There has been much to amuse in the Labor Right's attack on the Greens over the last week, culminating in a flurry of attacks over the weekend: Paul Howes lambasting the Greens for advocating such pastimes as dancing over competitive sports for kids, thereby presumably at a stroke alienating the entire ballroom dancing competition community; John Robertson (remember him?) joining in, apparently forgetting the Greens were more diligent in supporting his head-in-the-sand stance on electricity privatisation than most of his own party; the febrile comparison by Sam Dastyari -- general secretary of that politically deft outfit, NSW Labor -- to One Nation.

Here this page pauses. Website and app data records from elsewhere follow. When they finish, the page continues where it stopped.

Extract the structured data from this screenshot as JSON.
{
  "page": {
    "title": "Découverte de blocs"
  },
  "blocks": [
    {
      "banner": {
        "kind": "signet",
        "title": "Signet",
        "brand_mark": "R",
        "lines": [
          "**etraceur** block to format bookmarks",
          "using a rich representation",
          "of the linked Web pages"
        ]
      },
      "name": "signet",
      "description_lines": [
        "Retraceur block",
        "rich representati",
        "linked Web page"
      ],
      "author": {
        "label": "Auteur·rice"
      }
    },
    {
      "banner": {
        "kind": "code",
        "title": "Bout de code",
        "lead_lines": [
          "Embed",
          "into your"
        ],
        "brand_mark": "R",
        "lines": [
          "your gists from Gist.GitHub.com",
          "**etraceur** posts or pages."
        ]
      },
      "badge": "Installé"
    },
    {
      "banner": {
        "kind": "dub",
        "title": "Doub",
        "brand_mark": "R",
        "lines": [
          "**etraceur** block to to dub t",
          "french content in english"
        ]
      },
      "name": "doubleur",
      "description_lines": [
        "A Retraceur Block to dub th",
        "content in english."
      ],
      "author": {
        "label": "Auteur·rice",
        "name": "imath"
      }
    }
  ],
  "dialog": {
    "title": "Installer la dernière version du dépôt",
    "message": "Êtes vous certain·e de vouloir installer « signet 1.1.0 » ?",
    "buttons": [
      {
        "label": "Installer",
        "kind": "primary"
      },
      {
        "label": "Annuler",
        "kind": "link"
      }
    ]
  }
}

The participation of union leaders like Howes and Tony Maher, who joined in on Twitter, was intriguing, given the Greens are far more protectionist than the parliamentary wing of Howes and Maher. In April, for example, the Greens not merely supported the government handing out yet more wasteful assistance to the automotive industry, but wanted to explore ways to prevent a future Coalition government from removing it. For a leader like Howes, who prides himself on advocating measures to protect jobs, having a crack at the Greens looked a little perverse.